§ RECORDS
++++++++

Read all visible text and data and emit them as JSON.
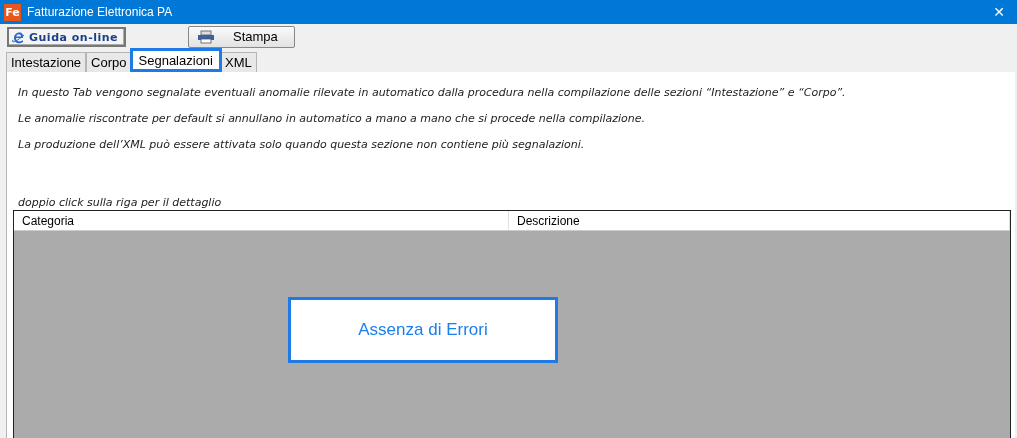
{
  "window": {
    "title": "Fatturazione Elettronica PA",
    "logo": "Fe",
    "close": "✕"
  },
  "toolbar": {
    "buttons": [
      {
        "kind": "help",
        "label": "Guida on-line"
      },
      {
        "kind": "print",
        "label": "Stampa"
      }
    ]
  },
  "tabs": [
    {
      "label": "Intestazione",
      "selected": false
    },
    {
      "label": "Corpo",
      "selected": false
    },
    {
      "label": "Segnalazioni",
      "selected": true
    },
    {
      "label": "XML",
      "selected": false
    }
  ],
  "notes": [
    "In questo Tab vengono segnalate eventuali anomalie rilevate in automatico dalla procedura nella compilazione delle sezioni “Intestazione” e “Corpo”.",
    "Le anomalie riscontrate per default si annullano in automatico a mano a mano che si procede nella compilazione.",
    "La produzione dell’XML può essere attivata solo quando questa sezione non contiene più segnalazioni."
  ],
  "table": {
    "hint": "doppio click sulla riga per il dettaglio",
    "columns": [
      "Categoria",
      "Descrizione"
    ],
    "message": "Assenza di Errori"
  }
}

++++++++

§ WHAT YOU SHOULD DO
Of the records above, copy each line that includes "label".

§ RESULT OF THE TASK
        "label": "Guida on-line"
        "label": "Stampa"
      "label": "Intestazione",
      "label": "Corpo",
      "label": "Segnalazioni",
      "label": "XML",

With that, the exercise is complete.